HTiB models with iPod docks include five home theater systems with proprietary Ambisound virtual-surround technology, which delivers surround sound through only one or two speaker enclosures. Here at CES, the selection of Ambisound systems grew to five from two with the introduction of bar-type systems for use with flat-panel TVs and the introduction of system using separate left and right speaker. All Ambisound systems also come with a separate subwoofer.

The company’s selection of bar-type Ambisound systems will grow to three from one. The current $799 HTS8100 packs main speakers, DVD player, AM/FM tuner, amplifiers and proprietary surround processing in a wall-mountable bar accompanied by an outboard subwoofer and tethered iPod dock that displays an iPod menu on the TV screen. It features Faroudja DCDi 1080p up-scaling with one HDMI output.

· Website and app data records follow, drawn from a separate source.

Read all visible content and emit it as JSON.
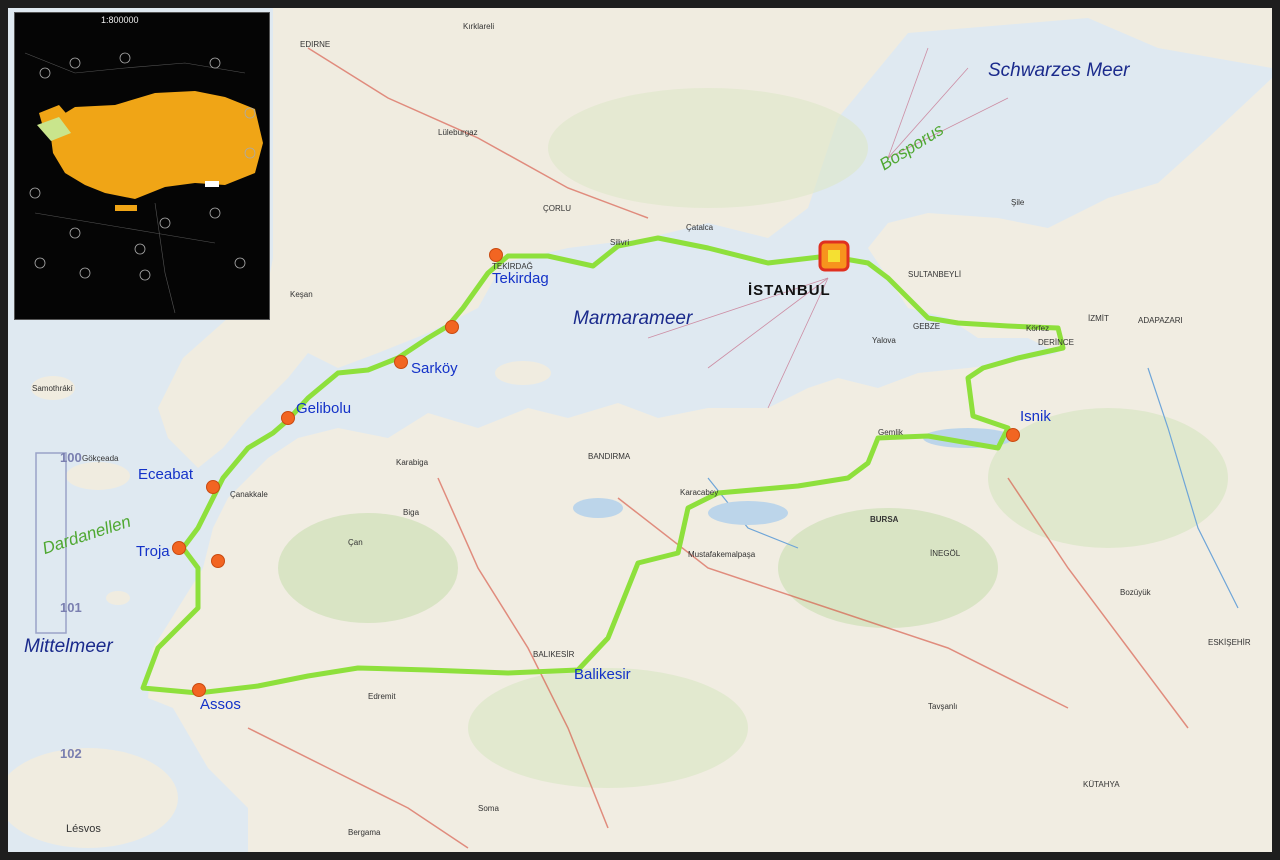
{
  "inset": {
    "scale": "1:800000"
  },
  "water_bodies": {
    "black_sea": "Schwarzes Meer",
    "marmara": "Marmarameer",
    "mediterranean": "Mittelmeer"
  },
  "straits": {
    "bosporus": "Bosporus",
    "dardanelles": "Dardanellen"
  },
  "capital": "İSTANBUL",
  "route_stops": [
    "Tekirdag",
    "Sarköy",
    "Gelibolu",
    "Eceabat",
    "Troja",
    "Assos",
    "Balikesir",
    "Isnik"
  ],
  "towns": {
    "edirne": "EDIRNE",
    "kirklareli": "Kırklareli",
    "luleburgaz": "Lüleburgaz",
    "corlu": "ÇORLU",
    "silivri": "Silivri",
    "catalca": "Çatalca",
    "tekirdag_small": "TEKİRDAĞ",
    "kesan": "Keşan",
    "canakkale": "Çanakkale",
    "bandirma": "BANDIRMA",
    "bursa": "BURSA",
    "inegol": "İNEGÖL",
    "izmit": "İZMİT",
    "adapazari": "ADAPAZARI",
    "derince": "DERİNCE",
    "gebze": "GEBZE",
    "yalova": "Yalova",
    "gemlik": "Gemlik",
    "sultanbeyli": "SULTANBEYLİ",
    "sile": "Şile",
    "karabiga": "Karabiga",
    "biga": "Biga",
    "can": "Çan",
    "balikesir_small": "BALIKESİR",
    "mustafakemalpasa": "Mustafakemalpaşa",
    "bergama": "Bergama",
    "soma": "Soma",
    "kutahya": "KÜTAHYA",
    "eskisehir": "ESKİŞEHİR",
    "lesvos": "Lésvos",
    "samothraki": "Samothrákí",
    "gokceada": "Gökçeada",
    "edremit": "Edremit",
    "tavsanli": "Tavşanlı",
    "karacabey": "Karacabey",
    "korfez": "Körfez",
    "bozuyuk": "Bozüyük"
  },
  "sheet_numbers": [
    "100",
    "101",
    "102"
  ],
  "colors": {
    "route": "#8ee03c",
    "stop": "#f26522",
    "water": "#dfe9f1",
    "land": "#f1ede2",
    "capital_marker": "#f7941d"
  }
}
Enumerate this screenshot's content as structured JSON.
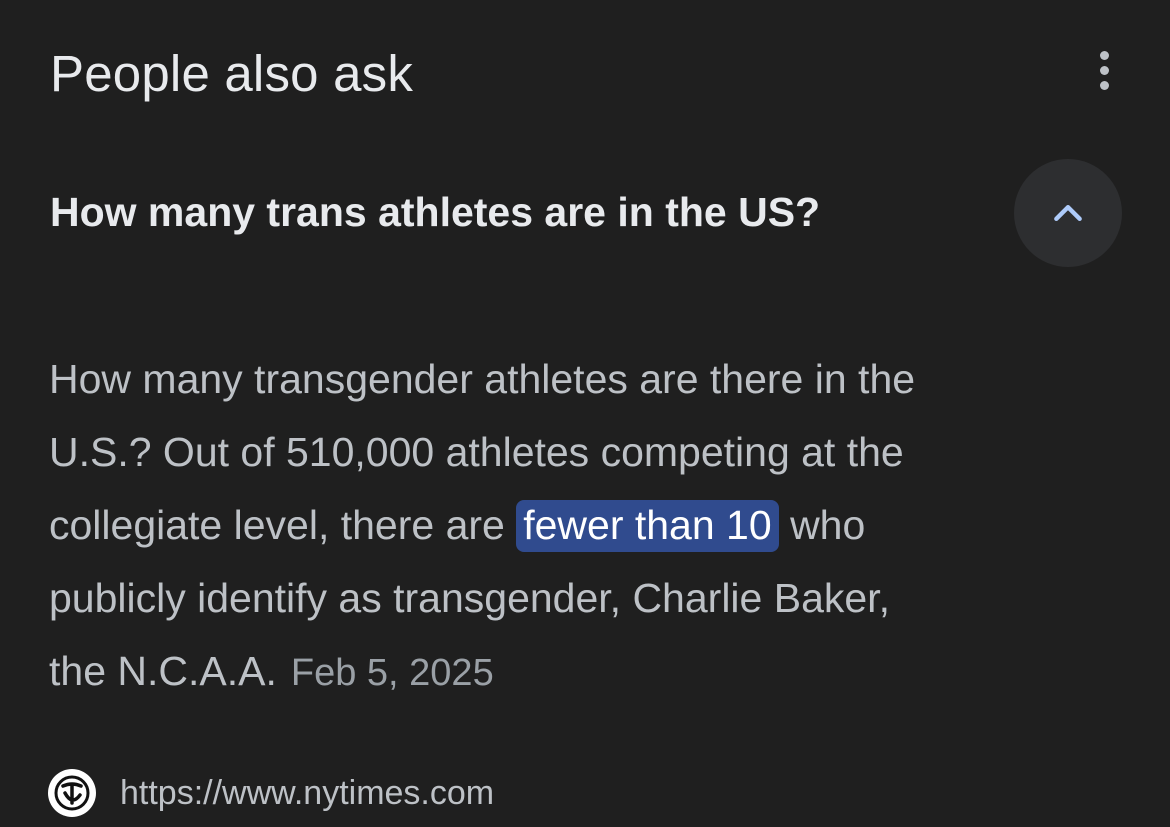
{
  "header": {
    "title": "People also ask",
    "more_icon": "more-vert-icon"
  },
  "question": {
    "text": "How many trans athletes are in the US?",
    "toggle_icon": "chevron-up-icon",
    "expanded": true
  },
  "answer": {
    "line1": "How many transgender athletes are there in the",
    "line2": "U.S.? Out of 510,000 athletes competing at the",
    "line3_before": "collegiate level, there are ",
    "highlight": "fewer than 10",
    "line3_after": " who",
    "line4": "publicly identify as transgender, Charlie Baker,",
    "line5": "the N.C.A.A.",
    "date": "Feb 5, 2025"
  },
  "source": {
    "favicon_icon": "nytimes-logo-icon",
    "url": "https://www.nytimes.com"
  },
  "colors": {
    "background": "#1f1f1f",
    "text_primary": "#e8eaed",
    "text_secondary": "#bdc1c6",
    "highlight_bg": "#304b8e",
    "toggle_bg": "#2d2e30"
  }
}
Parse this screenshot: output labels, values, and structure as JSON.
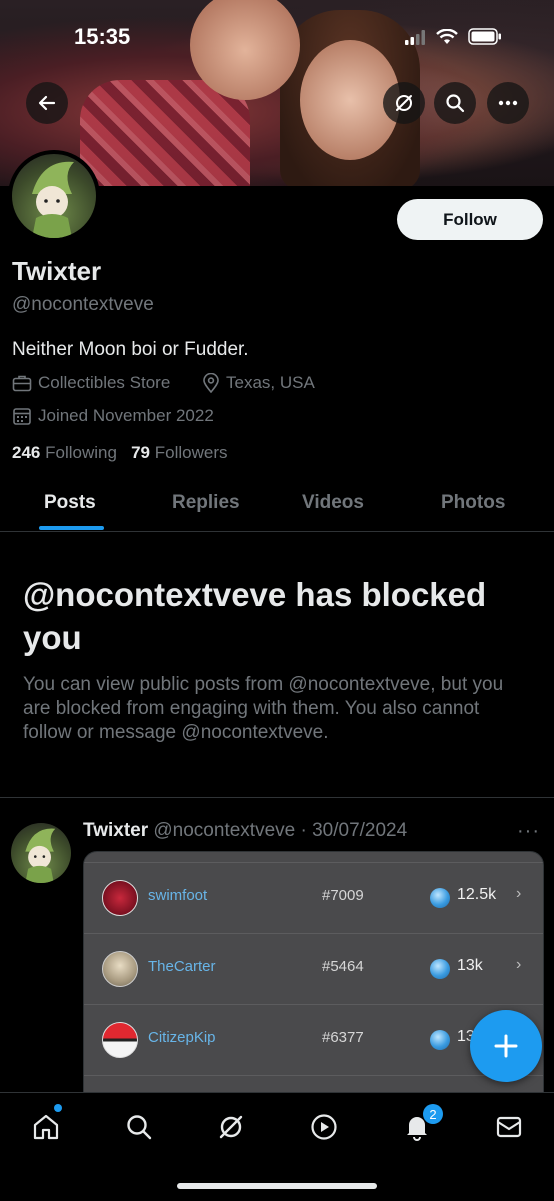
{
  "status_bar": {
    "time": "15:35"
  },
  "profile": {
    "name": "Twixter",
    "handle": "@nocontextveve",
    "bio": "Neither Moon boi or Fudder.",
    "category": "Collectibles Store",
    "location": "Texas, USA",
    "joined": "Joined November 2022",
    "following_count": "246",
    "following_label": "Following",
    "followers_count": "79",
    "followers_label": "Followers",
    "follow_label": "Follow"
  },
  "tabs": [
    {
      "label": "Posts",
      "active": true
    },
    {
      "label": "Replies",
      "active": false
    },
    {
      "label": "Videos",
      "active": false
    },
    {
      "label": "Photos",
      "active": false
    }
  ],
  "blocked": {
    "title": "@nocontextveve has blocked you",
    "text": "You can view public posts from @nocontextveve, but you are blocked from engaging with them. You also cannot follow or message @nocontextveve."
  },
  "post": {
    "author": "Twixter",
    "meta": "@nocontextveve · 30/07/2024",
    "more": "···",
    "rows": [
      {
        "user": "swimfoot",
        "rank": "#7009",
        "amount": "12.5k",
        "chevron": "›"
      },
      {
        "user": "TheCarter",
        "rank": "#5464",
        "amount": "13k",
        "chevron": "›"
      },
      {
        "user": "CitizepKip",
        "rank": "#6377",
        "amount": "13",
        "chevron": ""
      }
    ]
  },
  "bottom_nav": {
    "notifications_badge": "2",
    "items": [
      "home-icon",
      "search-icon",
      "grok-icon",
      "video-icon",
      "bell-icon",
      "mail-icon"
    ]
  },
  "colors": {
    "accent": "#1d9bf0",
    "background": "#000000",
    "muted": "#71767b",
    "text": "#e7e9ea"
  }
}
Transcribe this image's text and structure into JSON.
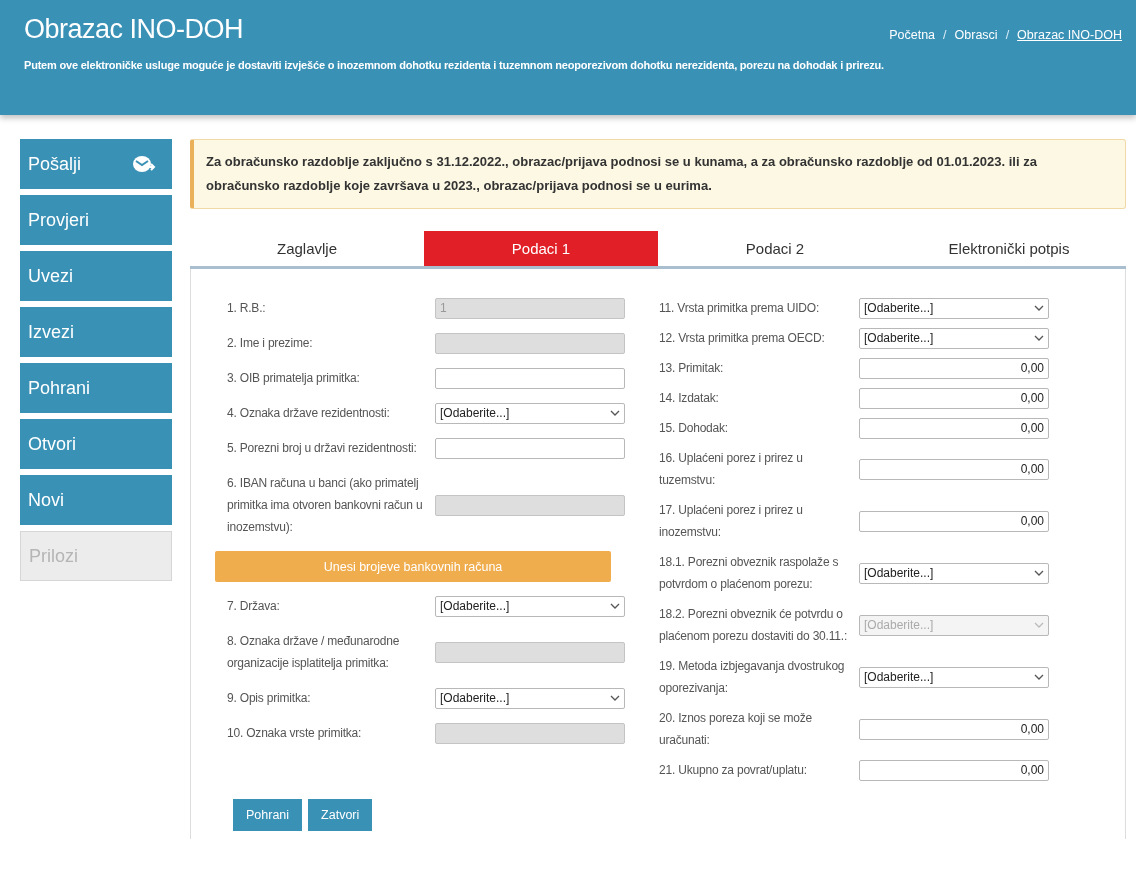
{
  "header": {
    "title": "Obrazac INO-DOH",
    "description": "Putem ove elektroničke usluge moguće je dostaviti izvješće o inozemnom dohotku rezidenta i tuzemnom neoporezivom dohotku nerezidenta, porezu na dohodak i prirezu.",
    "breadcrumbs": [
      {
        "label": "Početna",
        "current": false
      },
      {
        "label": "Obrasci",
        "current": false
      },
      {
        "label": "Obrazac INO-DOH",
        "current": true
      }
    ],
    "separator": "/"
  },
  "sidebar": [
    {
      "label": "Pošalji",
      "disabled": false,
      "icon": true
    },
    {
      "label": "Provjeri",
      "disabled": false,
      "icon": false
    },
    {
      "label": "Uvezi",
      "disabled": false,
      "icon": false
    },
    {
      "label": "Izvezi",
      "disabled": false,
      "icon": false
    },
    {
      "label": "Pohrani",
      "disabled": false,
      "icon": false
    },
    {
      "label": "Otvori",
      "disabled": false,
      "icon": false
    },
    {
      "label": "Novi",
      "disabled": false,
      "icon": false
    },
    {
      "label": "Prilozi",
      "disabled": true,
      "icon": false
    }
  ],
  "notice": "Za obračunsko razdoblje zaključno s 31.12.2022., obrazac/prijava podnosi se u kunama, a za obračunsko razdoblje od 01.01.2023. ili za obračunsko razdoblje koje završava u 2023., obrazac/prijava podnosi se u eurima.",
  "tabs": [
    {
      "label": "Zaglavlje",
      "selected": false
    },
    {
      "label": "Podaci 1",
      "selected": true
    },
    {
      "label": "Podaci 2",
      "selected": false
    },
    {
      "label": "Elektronički potpis",
      "selected": false
    }
  ],
  "left_fields": [
    {
      "kind": "text",
      "label": "1. R.B.:",
      "value": "1",
      "disabled": true
    },
    {
      "kind": "text",
      "label": "2. Ime i prezime:",
      "disabled": true
    },
    {
      "kind": "text",
      "label": "3. OIB primatelja primitka:",
      "disabled": false
    },
    {
      "kind": "select",
      "label": "4. Oznaka države rezidentnosti:",
      "value": "[Odaberite...]",
      "disabled": false
    },
    {
      "kind": "text",
      "label": "5. Porezni broj u državi rezidentnosti:",
      "disabled": false
    },
    {
      "kind": "text",
      "label": "6. IBAN računa u banci (ako primatelj primitka ima otvoren bankovni račun u inozemstvu):",
      "disabled": true
    },
    {
      "kind": "action",
      "label": "Unesi brojeve bankovnih računa"
    },
    {
      "kind": "select",
      "label": "7. Država:",
      "value": "[Odaberite...]",
      "disabled": false
    },
    {
      "kind": "text",
      "label": "8. Oznaka države / međunarodne organizacije isplatitelja primitka:",
      "disabled": true
    },
    {
      "kind": "select",
      "label": "9. Opis primitka:",
      "value": "[Odaberite...]",
      "disabled": false
    },
    {
      "kind": "text",
      "label": "10. Oznaka vrste primitka:",
      "disabled": true
    }
  ],
  "right_fields": [
    {
      "kind": "select",
      "label": "11. Vrsta primitka prema UIDO:",
      "value": "[Odaberite...]",
      "disabled": false
    },
    {
      "kind": "select",
      "label": "12. Vrsta primitka prema OECD:",
      "value": "[Odaberite...]",
      "disabled": false
    },
    {
      "kind": "amount",
      "label": "13. Primitak:",
      "value": "0,00",
      "disabled": false
    },
    {
      "kind": "amount",
      "label": "14. Izdatak:",
      "value": "0,00",
      "disabled": false
    },
    {
      "kind": "amount",
      "label": "15. Dohodak:",
      "value": "0,00",
      "disabled": false
    },
    {
      "kind": "amount",
      "label": "16. Uplaćeni porez i prirez u tuzemstvu:",
      "value": "0,00",
      "disabled": false
    },
    {
      "kind": "amount",
      "label": "17. Uplaćeni porez i prirez u inozemstvu:",
      "value": "0,00",
      "disabled": false
    },
    {
      "kind": "select",
      "label": "18.1. Porezni obveznik raspolaže s potvrdom o plaćenom porezu:",
      "value": "[Odaberite...]",
      "disabled": false
    },
    {
      "kind": "select",
      "label": "18.2. Porezni obveznik će potvrdu o plaćenom porezu dostaviti do 30.11.:",
      "value": "[Odaberite...]",
      "disabled": true
    },
    {
      "kind": "select",
      "label": "19. Metoda izbjegavanja dvostrukog oporezivanja:",
      "value": "[Odaberite...]",
      "disabled": false
    },
    {
      "kind": "amount",
      "label": "20. Iznos poreza koji se može uračunati:",
      "value": "0,00",
      "disabled": false
    },
    {
      "kind": "amount",
      "label": "21. Ukupno za povrat/uplatu:",
      "value": "0,00",
      "disabled": false
    }
  ],
  "buttons": [
    "Pohrani",
    "Zatvori"
  ]
}
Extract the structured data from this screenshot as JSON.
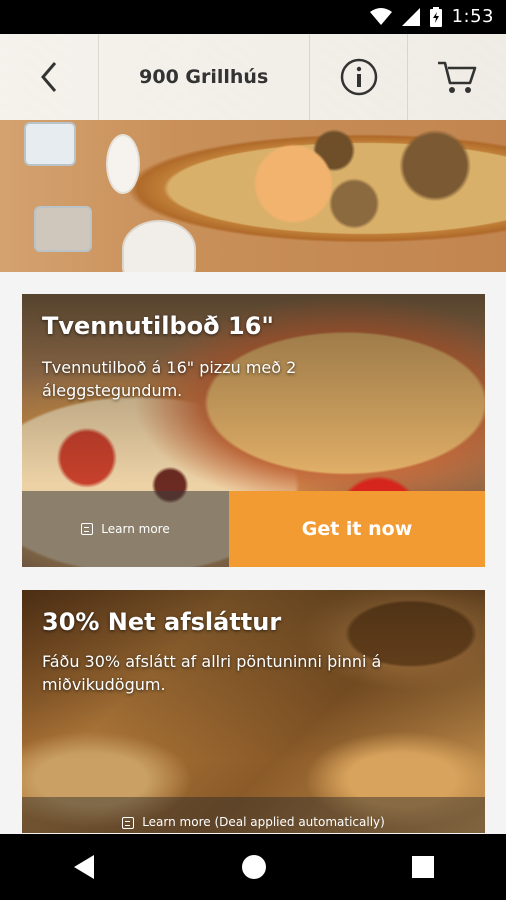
{
  "status_bar": {
    "time": "1:53",
    "icons": [
      "wifi-icon",
      "signal-icon",
      "battery-icon"
    ]
  },
  "header": {
    "title": "900 Grillhús",
    "icons": [
      "back-arrow-icon",
      "info-icon",
      "cart-icon"
    ]
  },
  "deals": [
    {
      "title": "Tvennutilboð 16\"",
      "description": "Tvennutilboð á 16\" pizzu með 2 áleggstegundum.",
      "learn_more": "Learn more",
      "cta": "Get it now"
    },
    {
      "title": "30% Net afsláttur",
      "description": "Fáðu 30% afslátt af allri pöntuninni þinni á miðvikudögum.",
      "learn_more": "Learn more (Deal applied automatically)"
    }
  ],
  "colors": {
    "cta_orange": "#f39b33",
    "status_bar": "#000000",
    "nav_bar": "#000000"
  },
  "nav_bar": {
    "icons": [
      "nav-back-icon",
      "nav-home-icon",
      "nav-recents-icon"
    ]
  }
}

The new bar-type systems will expand the line down with tentative $699 and $599 suggested retails. The step-down $699 HTS6100 bar, for example, will be smaller than the $799-suggested 8100 and will lack Faroudja video processing, but like its predecessor, it comes with tethered iPod dock, DVD player, 1080p up-scaling HDMI output and AM/FM tuner. It also features USB port and playback of USB-stored audio and video files and photos. The $599 bar lacks a DVD player and upscaling but features two HDMI ins and outs, AM/FM tuner and iPod dock.

The company is also expanding its selection of Ambisound-equipped home theater systems with separate flat left-right speakers. The Ambisound HTS6515D, due in May at a suggested $499, features embedded iPod dock in the system’s DVD-equipped control console, which lies low and flat on a shelf or can be wall-mounted. It will join the currently available $599-suggested HTS6600, also featuring wall-mountable center console.

Wireless Multiroom Audio: The company updated its current selection of wireless multizone hard-drive-equipped music systems, wireless hard-drive music server and wireless clients, which include a client with amplifier and speakers, a client with only amplifier and a client with neither amp nor speaker for connection to any existing sound system.

The updates include album-art display, color display on one model and other features with no price changes.

The company also reentered the wireless digital media adapter (DMA) market after an absence of two years with the Wi-Fi-equipped NP1100 network music player, due in the second quarter at a suggested $149. It connects to any home audio system to stream music from a PC and accesses free Internet radio stations and Real’s Rhapsody streaming-music subscription service directly through a Wi-Fi-equipped broadband modem. Additional subscription services might be added in the future. The company’s previous DMAs didn’t stream subscription-based music services.